From the moment Sammi was born, she was in and out of doctors’ surgeries. According to Lewis, her daughter was diagnosed with laryngomalacia as a newborn, then gastroesophageal reflux disease and a double aortic arch. At the age of four, he was diagnosed with eosinophilic esophagitis, a chronic, lifelong condition in which the esophagus becomes inflamed and does not contract properly. It causes difficulty in swallowing.

Sammi’s doctors suggested that Lewis and her husband try different types of food to help their daughter. Throughout it all, Lewis felt alone.

“There is nothing for the parents of children like Sammi, who are in a liminal and confusing medical purgatory of ‘stunting’ along with other confusing diagnoses,” she said. “There were relatives with similar stories – a local friend whose daughter had celiac disease, a distant friend whose son had laryngomalacia – but there were no hospital support groups for us.”

Although Lewis was stressed by the situation, there were many moments of triumph as she learned to love cooking and feeding her family. She writes that she never cooked before getting married. Then she started making recipes from cookbooks for her first child as well as for her husband, and continued to explore different food options for Sammi.

“I learned that our attitudes towards food and eating need to be grounded in some kind of deeper purpose so that they don’t take over our inner life to a debilitating degree,” she said. “When I was able to step back and find joy and creativity in food, it made it easier to manage ever-changing dietary restrictions. It’s like Mary Poppins says, ‘In every job that needs to be done, there is an element of fun. Find the fun and hang in there! Work is play!”

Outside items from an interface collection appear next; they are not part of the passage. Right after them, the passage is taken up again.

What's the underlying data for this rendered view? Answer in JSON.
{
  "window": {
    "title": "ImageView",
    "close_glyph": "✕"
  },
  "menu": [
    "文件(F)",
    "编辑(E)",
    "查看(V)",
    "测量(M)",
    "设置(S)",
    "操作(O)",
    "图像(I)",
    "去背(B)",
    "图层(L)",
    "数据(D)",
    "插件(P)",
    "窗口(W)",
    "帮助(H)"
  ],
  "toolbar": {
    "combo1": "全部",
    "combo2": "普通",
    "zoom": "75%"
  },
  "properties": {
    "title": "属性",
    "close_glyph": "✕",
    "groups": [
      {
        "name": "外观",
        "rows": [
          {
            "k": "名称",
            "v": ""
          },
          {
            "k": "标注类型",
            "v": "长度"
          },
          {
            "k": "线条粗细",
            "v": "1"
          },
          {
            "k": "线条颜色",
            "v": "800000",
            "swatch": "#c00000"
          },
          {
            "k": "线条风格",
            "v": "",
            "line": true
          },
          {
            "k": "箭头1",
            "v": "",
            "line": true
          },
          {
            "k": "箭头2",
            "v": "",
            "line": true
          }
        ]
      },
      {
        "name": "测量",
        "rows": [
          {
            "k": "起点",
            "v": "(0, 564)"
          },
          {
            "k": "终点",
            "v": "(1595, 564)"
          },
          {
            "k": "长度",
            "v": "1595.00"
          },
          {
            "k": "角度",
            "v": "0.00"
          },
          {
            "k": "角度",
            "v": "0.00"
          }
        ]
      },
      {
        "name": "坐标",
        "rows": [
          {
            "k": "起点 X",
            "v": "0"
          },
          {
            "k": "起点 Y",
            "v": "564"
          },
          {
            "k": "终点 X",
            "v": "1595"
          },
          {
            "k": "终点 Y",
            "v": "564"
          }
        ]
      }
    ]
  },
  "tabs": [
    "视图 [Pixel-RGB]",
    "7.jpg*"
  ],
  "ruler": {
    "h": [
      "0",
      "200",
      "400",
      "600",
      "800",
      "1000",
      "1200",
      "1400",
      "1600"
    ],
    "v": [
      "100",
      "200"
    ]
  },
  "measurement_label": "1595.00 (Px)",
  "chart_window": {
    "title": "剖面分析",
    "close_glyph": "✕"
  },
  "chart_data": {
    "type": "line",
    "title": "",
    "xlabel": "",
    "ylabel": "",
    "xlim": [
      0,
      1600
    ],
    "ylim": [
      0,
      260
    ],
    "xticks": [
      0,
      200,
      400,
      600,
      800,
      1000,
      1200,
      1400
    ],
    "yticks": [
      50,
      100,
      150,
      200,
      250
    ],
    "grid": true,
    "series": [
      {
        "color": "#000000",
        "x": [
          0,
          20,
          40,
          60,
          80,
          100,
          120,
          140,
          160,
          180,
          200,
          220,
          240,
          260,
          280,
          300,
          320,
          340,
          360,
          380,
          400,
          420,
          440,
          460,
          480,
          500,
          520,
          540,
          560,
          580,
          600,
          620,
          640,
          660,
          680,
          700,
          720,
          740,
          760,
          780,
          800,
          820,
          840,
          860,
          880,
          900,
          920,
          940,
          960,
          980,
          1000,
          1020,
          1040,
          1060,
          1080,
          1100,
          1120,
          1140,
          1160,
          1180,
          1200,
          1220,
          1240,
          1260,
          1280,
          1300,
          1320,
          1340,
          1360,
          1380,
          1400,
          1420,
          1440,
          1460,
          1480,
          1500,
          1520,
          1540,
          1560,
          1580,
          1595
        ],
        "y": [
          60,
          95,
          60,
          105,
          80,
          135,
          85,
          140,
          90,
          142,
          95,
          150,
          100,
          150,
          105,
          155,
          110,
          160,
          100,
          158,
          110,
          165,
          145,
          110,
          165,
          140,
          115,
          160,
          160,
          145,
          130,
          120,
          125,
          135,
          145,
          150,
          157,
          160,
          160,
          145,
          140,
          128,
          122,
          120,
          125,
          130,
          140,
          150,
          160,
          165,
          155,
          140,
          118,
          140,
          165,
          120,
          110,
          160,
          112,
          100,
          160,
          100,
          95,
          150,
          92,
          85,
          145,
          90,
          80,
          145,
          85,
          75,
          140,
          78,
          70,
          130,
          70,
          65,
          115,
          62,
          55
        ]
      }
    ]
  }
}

Although it wasn’t always so easy to channel her inner Mary Poppins, she was able to keep her ultimate goal in mind, which was not to destroy her daughter’s relationship with food. “Remembering that helped me find better language than ‘forbidden’ or ‘wrong’ when it came to foods she couldn’t eat, and helped me understand how to course correct when I had slipped in my own language,” she said. .

Through various medications, therapies, surgeries, and foods, Sammi finally learned how to eat. Today, she is 16 years old and loves traditional Ashkenazi dishes prepared by her mother, such as matzo dumpling soup and challah. “When she was little, she claimed to like challah but didn’t eat much of it. [because] I think it was hard for her to swallow,” Lewis said. “Now when we bake two loaves for Shabbat, she can finish almost a third of a loaf at Friday night dinner. »

Like other Jewish mothers, Lewis has a spiritual relationship with cooking, and it turns her kitchen into a sanctuary. “I think that’s true for many parents and grandparents who find the connection between food and love to be particularly strong,” she said. “Treating food as a gift and considering the needs of those around you makes cooking for them a true blessing.”

Lewis hopes that when parents facing similar issues read his book, they’ll know others have gone through the same thing. “For the parent of the next child whose pediatrician clicks their tongue and says ‘Still stunted, Dad, you need to get this child more calories’, I want there to be a story they can hold on to. in their hands it makes them feel less alone,” she said.

In “Kitchen Medicine”, she also strives to show how the food we eat is a miracle and how we can have a positive experience of it.

“The feeling of reverence I felt when Sammi’s body healed was not much different from the reverence I feel when I pick a tomato from the vine of a plant that I grew myself or the amazement I feel when my yeast resists and the challah batter rises,” she says. “It’s amazing to be a human being with a functioning body, and it’s amazing that the food we need is just growing from the ground. Throughout every struggle, I always felt a feeling of wonder at the things we could accomplish with help or hard work. I hope others reading this will find some appreciation for the sacred nature of everyday life.